Older workers in Singapore face “an element of age discrimination”, Deputy Prime Minister Tharman Shanmugaratnam acknowledged yesterday.
It affects both older professionals, managers and executives (PMEs), and older low-wage workers, he said.
Younger PMEs can find jobs quite easily, Mr Tharman noted, adding that Singapore’s youth unemployment rates are “the lowest around, lower even than (in) South Korea and Taiwan”.
In contrast, older PMEs are not just vulnerable to competition from foreigners, he said.
“For our older PMEs, (those who are) middle-aged especially, once they lose their jobs, some of them find it tough to get back in.
“And I believe there’s an element of age discrimination that we have to tackle,” he added.
He made the point when speaking on the importance of ensuring a level playing field for middle-income Singaporeans vis-a-vis foreigners. Similarly, low-income older workers are more vulnerable than their younger counterparts, he said later.
“They have the least education and it is very easy for employers to discriminate against older workers if they want to, even upon what appears to be the basis of merit.”
This is why the labour movement’s progressive wage model is important, he added. Such a model “minimises the downside” for workers, that is, the risk of them losing their jobs, he said, borrowing a phrase labour chief Lim Swee Say had used on Wednesday.
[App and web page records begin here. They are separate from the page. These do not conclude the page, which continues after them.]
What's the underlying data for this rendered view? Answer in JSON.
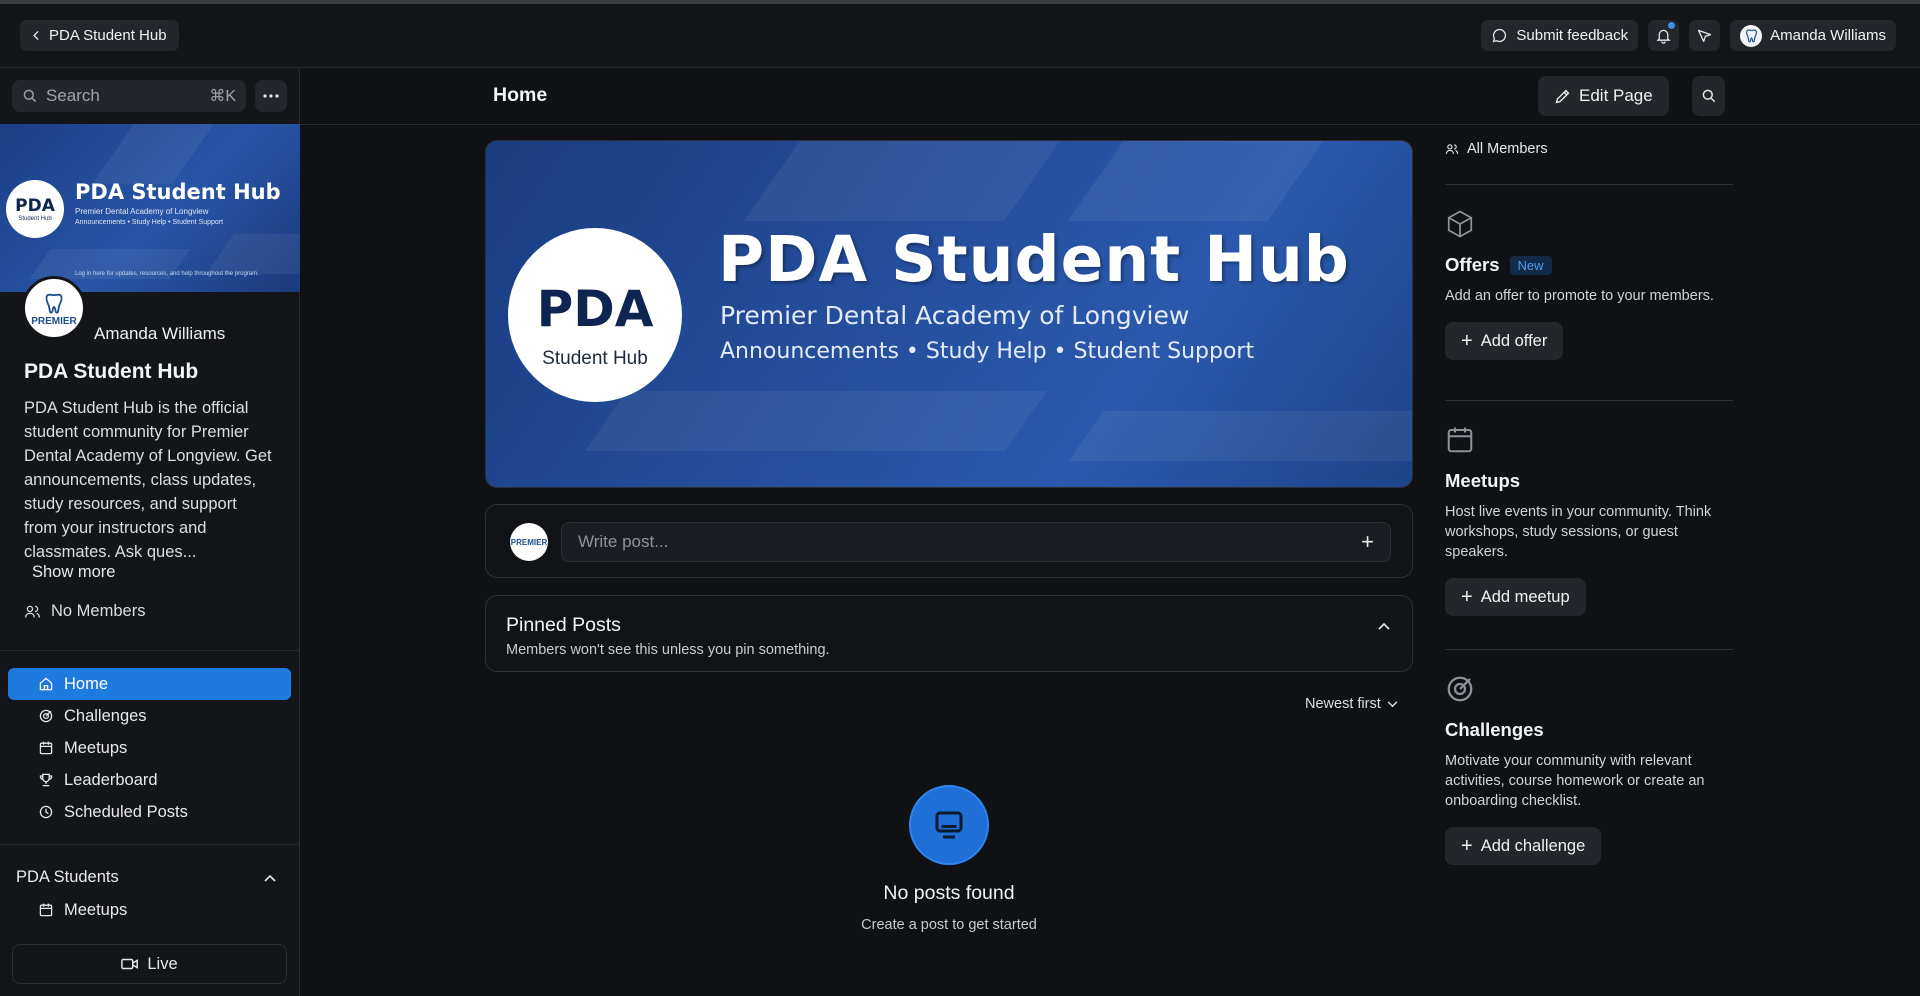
{
  "topbar": {
    "back_label": "PDA Student Hub",
    "feedback_label": "Submit feedback",
    "user_name": "Amanda Williams"
  },
  "sidebar": {
    "search_placeholder": "Search",
    "search_shortcut": "⌘K",
    "banner": {
      "title": "PDA Student Hub",
      "subtitle": "Premier Dental Academy of Longview",
      "tagline": "Announcements • Study Help • Student Support",
      "footer": "Log in here for updates, resources, and help throughout the program.",
      "circle_main": "PDA",
      "circle_sub": "Student Hub"
    },
    "avatar_text": "PREMIER",
    "profile_name": "Amanda Williams",
    "hub_title": "PDA Student Hub",
    "hub_description": "PDA Student Hub is the official student community for Premier Dental Academy of Longview. Get announcements, class updates, study resources, and support from your instructors and classmates. Ask ques...",
    "show_more": "Show more",
    "members_label": "No Members",
    "nav": [
      {
        "label": "Home",
        "icon": "home-icon",
        "active": true
      },
      {
        "label": "Challenges",
        "icon": "target-icon"
      },
      {
        "label": "Meetups",
        "icon": "calendar-icon"
      },
      {
        "label": "Leaderboard",
        "icon": "trophy-icon"
      },
      {
        "label": "Scheduled Posts",
        "icon": "clock-icon"
      }
    ],
    "section": {
      "title": "PDA Students",
      "items": [
        {
          "label": "Meetups",
          "icon": "calendar-icon"
        }
      ]
    },
    "live_label": "Live"
  },
  "main": {
    "page_title": "Home",
    "edit_label": "Edit Page",
    "hero": {
      "circle_main": "PDA",
      "circle_sub": "Student Hub",
      "title": "PDA Student Hub",
      "subtitle": "Premier Dental Academy of Longview",
      "tagline": "Announcements • Study Help • Student Support"
    },
    "write_placeholder": "Write post...",
    "write_avatar_text": "PREMIER",
    "pinned": {
      "title": "Pinned Posts",
      "subtitle": "Members won't see this unless you pin something."
    },
    "sort_label": "Newest first",
    "empty": {
      "title": "No posts found",
      "subtitle": "Create a post to get started"
    }
  },
  "rail": {
    "all_members": "All Members",
    "offers": {
      "title": "Offers",
      "badge": "New",
      "description": "Add an offer to promote to your members.",
      "button": "Add offer"
    },
    "meetups": {
      "title": "Meetups",
      "description": "Host live events in your community. Think workshops, study sessions, or guest speakers.",
      "button": "Add meetup"
    },
    "challenges": {
      "title": "Challenges",
      "description": "Motivate your community with relevant activities, course homework or create an onboarding checklist.",
      "button": "Add challenge"
    }
  },
  "colors": {
    "accent": "#1f7ae0",
    "background": "#0f1114",
    "panel": "#131518",
    "badge_text": "#4d9ef2"
  }
}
Mr Tharman listed other ways in which the Government is helping older workers stay employable. These range from the Special Employment Credit, a wage subsidy given to bosses for hiring them, to the Workfare Training Support Scheme which subsidises programmes for workers aged 35 and older who earn up to $1,900 a month.
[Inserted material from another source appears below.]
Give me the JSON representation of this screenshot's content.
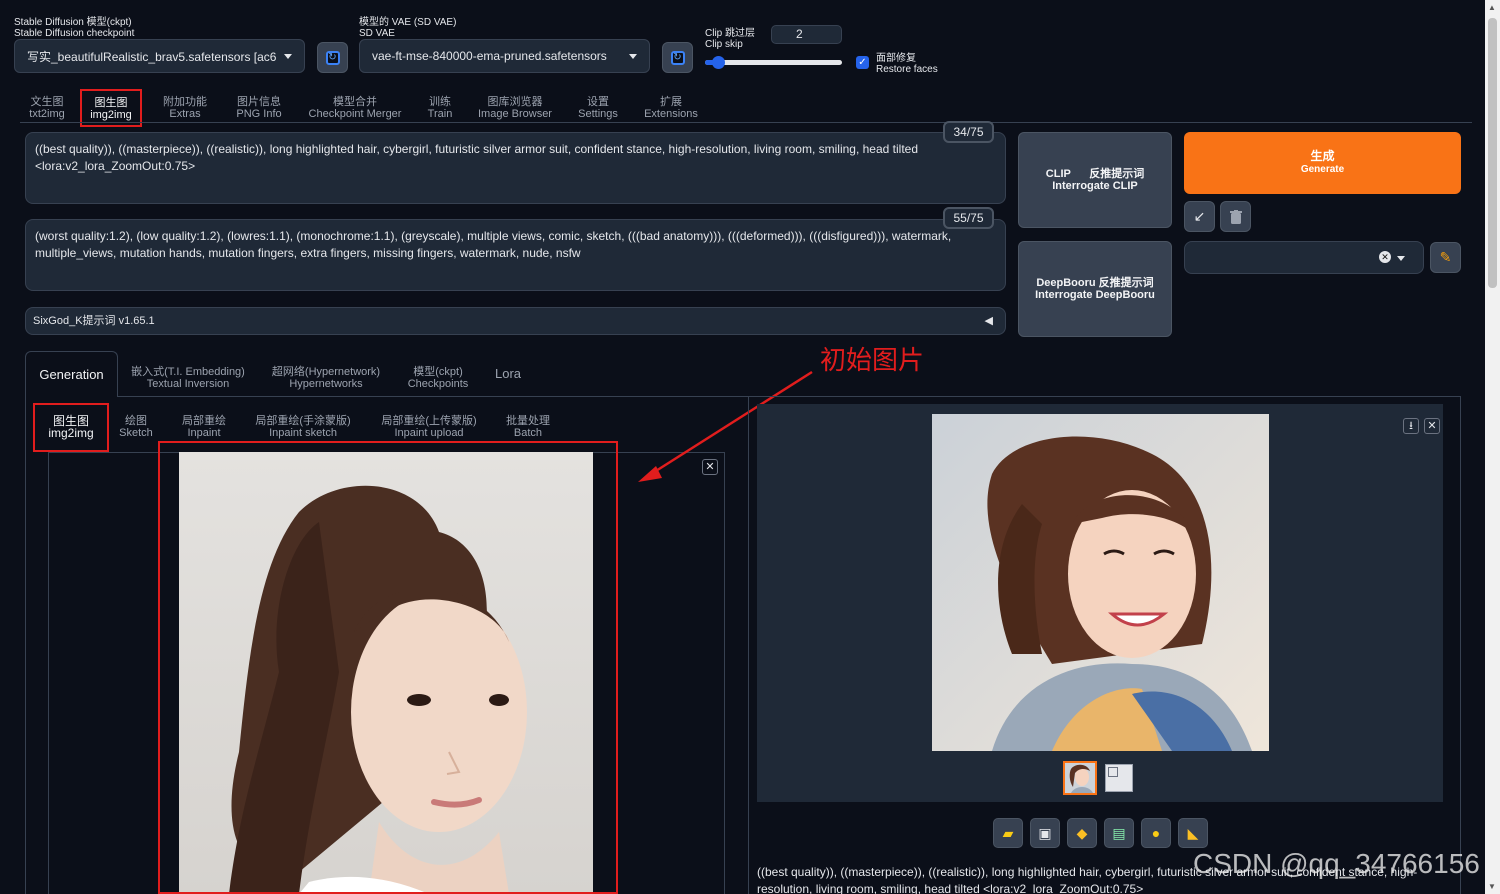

So far, one in five of all workers aged above 50 have taken part in training.
The Government wants to raise that proportion, and the Manpower Ministry will elaborate on it during the debate on its budget, said Mr Tharman.